GCAT Co-Chair David Boyd told me at the Council meeting that the baseline year for that reduction will be 2007. According to the 2007 Vancouver Landfill Annual Report, our solid waste in that year was 634,844 tonnes. With a 40% reduction, barring a huge influx of population, we will send only 381,000 tonnes of waste to the landfill in 2020.

Along with cutting the sheer volume of waste, we're going to get serious about hazardous wastes, compostable organics (source of potent GHG methane and toxic leachate) and "symbolic sources of trash and litter" such as plastic bags and styrofoam.

Tuesday, October 13, 2009

Metro politicians buried under piles of paper

Imagine if you were a Metro politician.

Off the side of your desk, on top of all the work you do governing your own city, you are responsible for oversight of a regional utility with an annual budget of nearly half a billion dollars.

You fulfill this duty by attending monthly meetings of one or more committees -- such as the Waste Management Committee. The Waste Management Committee oversees the solid and liquid waste utilities provided by the Greater Vancouver Sewerage and Drainage District. These utilities account for over half of the total spending by the regional district ($278 million in 2009).

This month you receive an agenda package for the October Waste Management Committee that is 254 pages in length.

Buried in this package (Item 5.1) is a 108-page report summarizing your committee's Programs and Priorities for the coming year.

Buried in this report are some staggering facts.
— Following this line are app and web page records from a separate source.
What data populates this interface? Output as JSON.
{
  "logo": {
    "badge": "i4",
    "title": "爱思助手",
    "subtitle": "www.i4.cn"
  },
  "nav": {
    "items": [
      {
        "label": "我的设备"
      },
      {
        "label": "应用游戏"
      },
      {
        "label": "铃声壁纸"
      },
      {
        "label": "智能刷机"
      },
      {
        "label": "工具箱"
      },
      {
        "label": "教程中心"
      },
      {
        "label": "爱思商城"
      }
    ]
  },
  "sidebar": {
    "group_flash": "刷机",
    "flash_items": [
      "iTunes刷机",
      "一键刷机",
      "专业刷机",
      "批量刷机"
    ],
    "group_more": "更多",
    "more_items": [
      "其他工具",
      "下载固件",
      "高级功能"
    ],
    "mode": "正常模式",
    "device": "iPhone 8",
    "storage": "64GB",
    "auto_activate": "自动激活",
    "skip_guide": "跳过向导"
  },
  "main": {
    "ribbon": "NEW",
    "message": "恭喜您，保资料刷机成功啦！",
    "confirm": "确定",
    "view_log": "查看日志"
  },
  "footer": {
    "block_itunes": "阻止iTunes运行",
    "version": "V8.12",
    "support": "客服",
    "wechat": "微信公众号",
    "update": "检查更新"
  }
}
On page 42-43 you are advised that $1,134,000 will be spent on "Ashcroft Ranch - Operations." The purpose of this expenditure is "to continue the traditional agricultural use of the Ashcroft Ranch in order to preserve the ecological heritage, protect and enhance the sensitive grasslands communities, and improve agricultural productivity."

GVS&DD bought the ranch in 2000 to build a new landfill -- a project that was shelved in January 2008.

How many politicians -- to say nothing of their citizens -- know that we are spending over a million dollars a year to operate a ranch? At this rate we have spent more than twice as much operating the ranch as we paid for it originally ($4.5 million).

That is for the scrapped landfill project. On pages 53 - 54 we read that we must spend $19,361,000 to "maintain ISO 1401 certification" of the Burnaby incinerator and to "complete test trials of a dry treatment system for bottom ash."

That second cost is apparently on top of a $630,000 expenditure on page 39 for "Trial post-processing of bottom ash and use as a higher value product," and "Secure alternative disposal site for stabilized fly ash," and "Trial post-processing of fly ash and use as a higher value product."

What a heavy burden we impose on our elected officials. I spent most of the Holiday weekend trying to get my head around this agenda package. Surely there is a better way for Metro to work with its Board and committees.